Over the past year I’ve noticed an increase in the amount of questions I get about confidence. The rise of the skin positivity movement and a growing acceptance (at least inside our communities) of different skin types and appearances is wonderful, but it leaves some people feeling anxious or left behind. People want to be skin positive, they would love to embrace their natural skin, but have no idea how to learn to accept the flaws that they’ve disliked for so long.
If you watched my recent Instagram Live with Bioderma, I touched on the topic of confidence a little and so you might recognise the themes below.
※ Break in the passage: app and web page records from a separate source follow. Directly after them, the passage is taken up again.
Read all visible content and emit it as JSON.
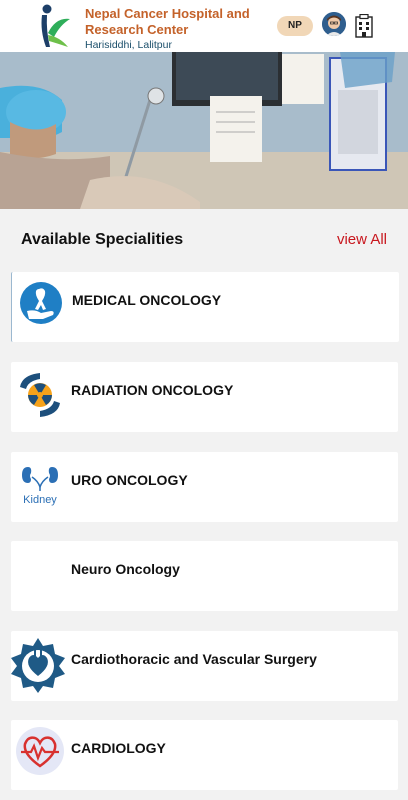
{
  "header": {
    "hospital_name": "Nepal Cancer Hospital and Research Center",
    "location": "Harisiddhi, Lalitpur",
    "language_button": "NP"
  },
  "section": {
    "title": "Available Specialities",
    "view_all": "view All"
  },
  "specialities": [
    {
      "label": "MEDICAL ONCOLOGY",
      "icon": "ribbon-hand-icon"
    },
    {
      "label": "RADIATION ONCOLOGY",
      "icon": "radiation-hands-icon"
    },
    {
      "label": "URO ONCOLOGY",
      "icon": "kidney-icon",
      "icon_text": "Kidney"
    },
    {
      "label": "Neuro Oncology",
      "icon": ""
    },
    {
      "label": "Cardiothoracic and Vascular Surgery",
      "icon": "heart-emblem-icon"
    },
    {
      "label": "CARDIOLOGY",
      "icon": "heartbeat-icon"
    }
  ],
  "colors": {
    "brand_orange": "#c4622a",
    "brand_blue": "#1b4f6b",
    "link_red": "#c8171e",
    "background": "#f2f2f2"
  }
}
I’ve not spent very much time around children since I was one myself. A few of my friends have had children of their own, but the only child I’ve spent a lot of time with is my niece who is five. She’s intelligent, hilarious, fascinating, stubborn, and absolutely beautiful. At the weekend I was braiding her hair and noticed how shiny and healthy it was (no bleach or hair straightener damage in sight!), how smooth her skin was, I took in her slightly-oversized ears, her gangly limbs (she’s going to end up being at least 5 inches taller than me), her gummy smile, her ridiculously long eyelashes and I was just marvelling at her. She’s so new and unaware of it all. We tell children every day that they’re beautiful and incredible and wonderful, that they’re strong and clever, brave, funny and special. But what happens between then and now?
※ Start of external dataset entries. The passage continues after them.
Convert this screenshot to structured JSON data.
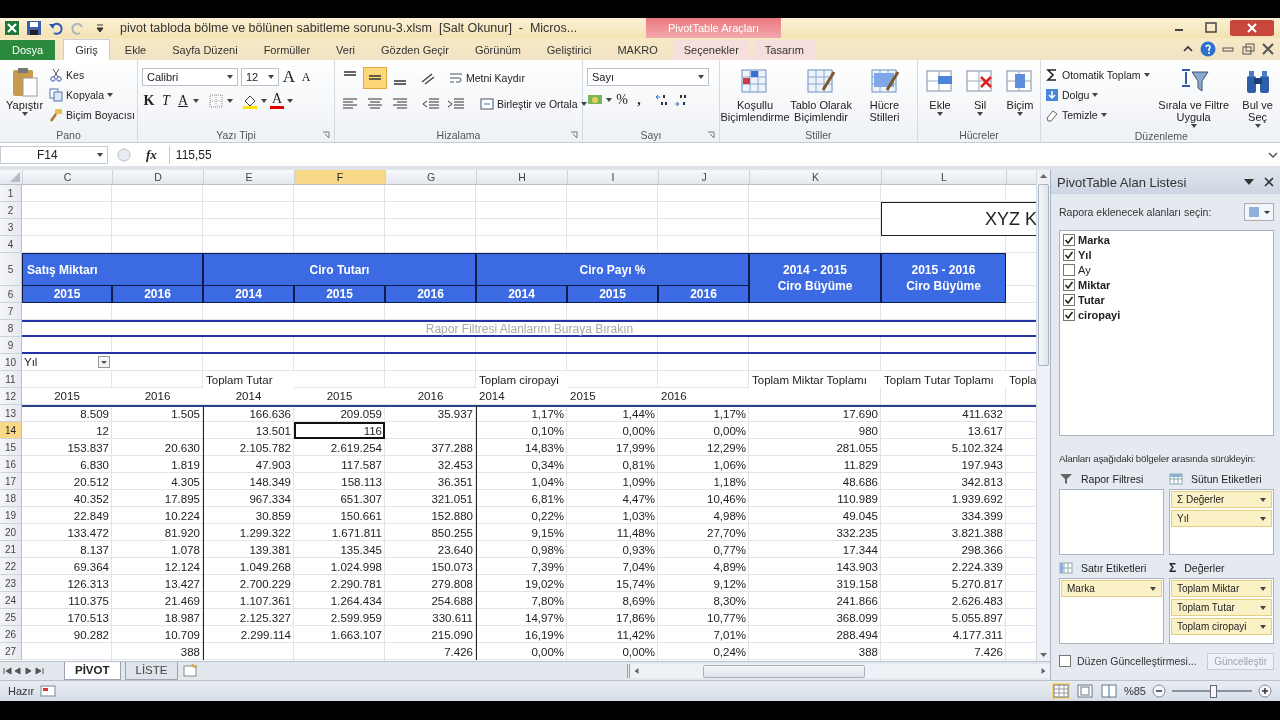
{
  "title_bar": {
    "title": "pivot tabloda bölme ve bölünen sabitleme sorunu-3.xlsm  [Salt Okunur]  -  Micros...",
    "tool_group": "PivotTable Araçları"
  },
  "menu_tabs": [
    {
      "label": "Dosya",
      "kind": "file",
      "selected": false
    },
    {
      "label": "Giriş",
      "kind": "normal",
      "selected": true
    },
    {
      "label": "Ekle",
      "kind": "normal",
      "selected": false
    },
    {
      "label": "Sayfa Düzeni",
      "kind": "normal",
      "selected": false
    },
    {
      "label": "Formüller",
      "kind": "normal",
      "selected": false
    },
    {
      "label": "Veri",
      "kind": "normal",
      "selected": false
    },
    {
      "label": "Gözden Geçir",
      "kind": "normal",
      "selected": false
    },
    {
      "label": "Görünüm",
      "kind": "normal",
      "selected": false
    },
    {
      "label": "Geliştirici",
      "kind": "normal",
      "selected": false
    },
    {
      "label": "MAKRO",
      "kind": "normal",
      "selected": false
    },
    {
      "label": "Seçenekler",
      "kind": "contextual",
      "selected": false
    },
    {
      "label": "Tasarım",
      "kind": "contextual",
      "selected": false
    }
  ],
  "ribbon": {
    "clipboard": {
      "label": "Pano",
      "paste": "Yapıştır",
      "cut": "Kes",
      "copy": "Kopyala",
      "format_painter": "Biçim Boyacısı"
    },
    "font": {
      "label": "Yazı Tipi",
      "font_name": "Calibri",
      "font_size": "12",
      "grow": "A",
      "shrink": "A",
      "bold": "K",
      "italic": "T",
      "underline": "A",
      "font_color": "A"
    },
    "alignment": {
      "label": "Hizalama",
      "vertical": [
        {
          "selected": false
        },
        {
          "selected": true
        },
        {
          "selected": false
        }
      ],
      "wrap_text": "Metni Kaydır",
      "merge_center": "Birleştir ve Ortala"
    },
    "number": {
      "label": "Sayı",
      "format": "Sayı",
      "percent": "%",
      "thousands": ","
    },
    "styles": {
      "label": "Stiller",
      "buttons": [
        "Koşullu\nBiçimlendirme",
        "Tablo Olarak\nBiçimlendir",
        "Hücre\nStilleri"
      ]
    },
    "cells": {
      "label": "Hücreler",
      "buttons": [
        "Ekle",
        "Sil",
        "Biçim"
      ]
    },
    "editing": {
      "label": "Düzenleme",
      "autosum": "Otomatik Toplam",
      "fill": "Dolgu",
      "clear": "Temizle",
      "sort_filter": "Sırala ve Filtre\nUygula",
      "find_select": "Bul ve\nSeç"
    }
  },
  "formula_bar": {
    "name_box": "F14",
    "function_label": "fx",
    "formula": "115,55"
  },
  "sheet": {
    "columns": [
      {
        "label": "C",
        "selected": false
      },
      {
        "label": "D",
        "selected": false
      },
      {
        "label": "E",
        "selected": false
      },
      {
        "label": "F",
        "selected": true
      },
      {
        "label": "G",
        "selected": false
      },
      {
        "label": "H",
        "selected": false
      },
      {
        "label": "I",
        "selected": false
      },
      {
        "label": "J",
        "selected": false
      },
      {
        "label": "K",
        "selected": false
      },
      {
        "label": "L",
        "selected": false
      }
    ],
    "rows": [
      {
        "label": "1",
        "selected": false
      },
      {
        "label": "2",
        "selected": false
      },
      {
        "label": "3",
        "selected": false
      },
      {
        "label": "4",
        "selected": false
      },
      {
        "label": "5",
        "selected": false
      },
      {
        "label": "6",
        "selected": false
      },
      {
        "label": "7",
        "selected": false
      },
      {
        "label": "8",
        "selected": false
      },
      {
        "label": "9",
        "selected": false
      },
      {
        "label": "10",
        "selected": false
      },
      {
        "label": "11",
        "selected": false
      },
      {
        "label": "12",
        "selected": false
      },
      {
        "label": "13",
        "selected": false
      },
      {
        "label": "14",
        "selected": true
      },
      {
        "label": "15",
        "selected": false
      },
      {
        "label": "16",
        "selected": false
      },
      {
        "label": "17",
        "selected": false
      },
      {
        "label": "18",
        "selected": false
      },
      {
        "label": "19",
        "selected": false
      },
      {
        "label": "20",
        "selected": false
      },
      {
        "label": "21",
        "selected": false
      },
      {
        "label": "22",
        "selected": false
      },
      {
        "label": "23",
        "selected": false
      },
      {
        "label": "24",
        "selected": false
      },
      {
        "label": "25",
        "selected": false
      },
      {
        "label": "26",
        "selected": false
      },
      {
        "label": "27",
        "selected": false
      }
    ],
    "title_box": "XYZ K",
    "band_header": [
      {
        "label": "Satış Miktarı",
        "years": [
          "2015",
          "2016"
        ]
      },
      {
        "label": "Ciro Tutarı",
        "years": [
          "2014",
          "2015",
          "2016"
        ]
      },
      {
        "label": "Ciro Payı %",
        "years": [
          "2014",
          "2015",
          "2016"
        ]
      },
      {
        "label": "2014 - 2015\nCiro Büyüme"
      },
      {
        "label": "2015 - 2016\nCiro Büyüme"
      }
    ],
    "filter_drop_zone": "Rapor Filtresi Alanlarını Buraya Bırakın",
    "page_filter": "Yıl"
  },
  "pivot": {
    "header_row": {
      "e": "Toplam Tutar",
      "h": "Toplam ciropayi",
      "k": "Toplam Miktar Toplamı",
      "l": "Toplam Tutar Toplamı",
      "m": "Topla"
    },
    "year_row": [
      "2015",
      "2016",
      "2014",
      "2015",
      "2016",
      "2014",
      "2015",
      "2016"
    ],
    "rows": [
      {
        "c": "8.509",
        "d": "1.505",
        "e": "166.636",
        "f": "209.059",
        "g": "35.937",
        "h": "1,17%",
        "i": "1,44%",
        "j": "1,17%",
        "k": "17.690",
        "l": "411.632"
      },
      {
        "c": "12",
        "e": "13.501",
        "f": "116",
        "h": "0,10%",
        "i": "0,00%",
        "j": "0,00%",
        "k": "980",
        "l": "13.617"
      },
      {
        "c": "153.837",
        "d": "20.630",
        "e": "2.105.782",
        "f": "2.619.254",
        "g": "377.288",
        "h": "14,83%",
        "i": "17,99%",
        "j": "12,29%",
        "k": "281.055",
        "l": "5.102.324"
      },
      {
        "c": "6.830",
        "d": "1.819",
        "e": "47.903",
        "f": "117.587",
        "g": "32.453",
        "h": "0,34%",
        "i": "0,81%",
        "j": "1,06%",
        "k": "11.829",
        "l": "197.943"
      },
      {
        "c": "20.512",
        "d": "4.305",
        "e": "148.349",
        "f": "158.113",
        "g": "36.351",
        "h": "1,04%",
        "i": "1,09%",
        "j": "1,18%",
        "k": "48.686",
        "l": "342.813"
      },
      {
        "c": "40.352",
        "d": "17.895",
        "e": "967.334",
        "f": "651.307",
        "g": "321.051",
        "h": "6,81%",
        "i": "4,47%",
        "j": "10,46%",
        "k": "110.989",
        "l": "1.939.692"
      },
      {
        "c": "22.849",
        "d": "10.224",
        "e": "30.859",
        "f": "150.661",
        "g": "152.880",
        "h": "0,22%",
        "i": "1,03%",
        "j": "4,98%",
        "k": "49.045",
        "l": "334.399"
      },
      {
        "c": "133.472",
        "d": "81.920",
        "e": "1.299.322",
        "f": "1.671.811",
        "g": "850.255",
        "h": "9,15%",
        "i": "11,48%",
        "j": "27,70%",
        "k": "332.235",
        "l": "3.821.388"
      },
      {
        "c": "8.137",
        "d": "1.078",
        "e": "139.381",
        "f": "135.345",
        "g": "23.640",
        "h": "0,98%",
        "i": "0,93%",
        "j": "0,77%",
        "k": "17.344",
        "l": "298.366"
      },
      {
        "c": "69.364",
        "d": "12.124",
        "e": "1.049.268",
        "f": "1.024.998",
        "g": "150.073",
        "h": "7,39%",
        "i": "7,04%",
        "j": "4,89%",
        "k": "143.903",
        "l": "2.224.339"
      },
      {
        "c": "126.313",
        "d": "13.427",
        "e": "2.700.229",
        "f": "2.290.781",
        "g": "279.808",
        "h": "19,02%",
        "i": "15,74%",
        "j": "9,12%",
        "k": "319.158",
        "l": "5.270.817"
      },
      {
        "c": "110.375",
        "d": "21.469",
        "e": "1.107.361",
        "f": "1.264.434",
        "g": "254.688",
        "h": "7,80%",
        "i": "8,69%",
        "j": "8,30%",
        "k": "241.866",
        "l": "2.626.483"
      },
      {
        "c": "170.513",
        "d": "18.987",
        "e": "2.125.327",
        "f": "2.599.959",
        "g": "330.611",
        "h": "14,97%",
        "i": "17,86%",
        "j": "10,77%",
        "k": "368.099",
        "l": "5.055.897"
      },
      {
        "c": "90.282",
        "d": "10.709",
        "e": "2.299.114",
        "f": "1.663.107",
        "g": "215.090",
        "h": "16,19%",
        "i": "11,42%",
        "j": "7,01%",
        "k": "288.494",
        "l": "4.177.311"
      },
      {
        "d": "388",
        "g": "7.426",
        "h": "0,00%",
        "i": "0,00%",
        "j": "0,24%",
        "k": "388",
        "l": "7.426"
      }
    ]
  },
  "field_list": {
    "title": "PivotTable Alan Listesi",
    "prompt": "Rapora eklenecek alanları seçin:",
    "fields": [
      {
        "label": "Marka",
        "checked": true
      },
      {
        "label": "Yıl",
        "checked": true
      },
      {
        "label": "Ay",
        "checked": false
      },
      {
        "label": "Miktar",
        "checked": true
      },
      {
        "label": "Tutar",
        "checked": true
      },
      {
        "label": "ciropayi",
        "checked": true
      }
    ],
    "drag_prompt": "Alanları aşağıdaki bölgeler arasında sürükleyin:",
    "areas": [
      {
        "kind": "filter",
        "label": "Rapor Filtresi"
      },
      {
        "kind": "columns",
        "label": "Sütun Etiketleri",
        "items": [
          "Σ Değerler",
          "Yıl"
        ]
      },
      {
        "kind": "rows",
        "label": "Satır Etiketleri",
        "items": [
          "Marka"
        ]
      },
      {
        "kind": "values",
        "icon": "Σ",
        "label": "Değerler",
        "items": [
          "Toplam Miktar",
          "Toplam Tutar",
          "Toplam ciropayi"
        ]
      }
    ],
    "defer_update": {
      "label": "Düzen Güncelleştirmesi...",
      "checked": false
    },
    "update_button": {
      "label": "Güncelleştir",
      "disabled": true
    }
  },
  "sheet_tabs": [
    {
      "label": "PİVOT",
      "selected": true
    },
    {
      "label": "LİSTE",
      "selected": false
    }
  ],
  "status_bar": {
    "ready": "Hazır",
    "zoom": "%85",
    "zoom_slider": {
      "level": 0.5
    }
  }
}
April is Global Awareness Month for rosacea and I’ve been doing some blog posts to share my story and give some advice that I wish I had been given when I was in the early stages. You can read my blog on my diagnosis HERE, read about lifestyle changes I made to manage my flare ups HERE. I have also written about the skincare that helps me to keep everything under control. But first I wanted to talk about why I wear make up, covering the psychological aspects of rosacea and how these form an (often overlooked) part of the disease.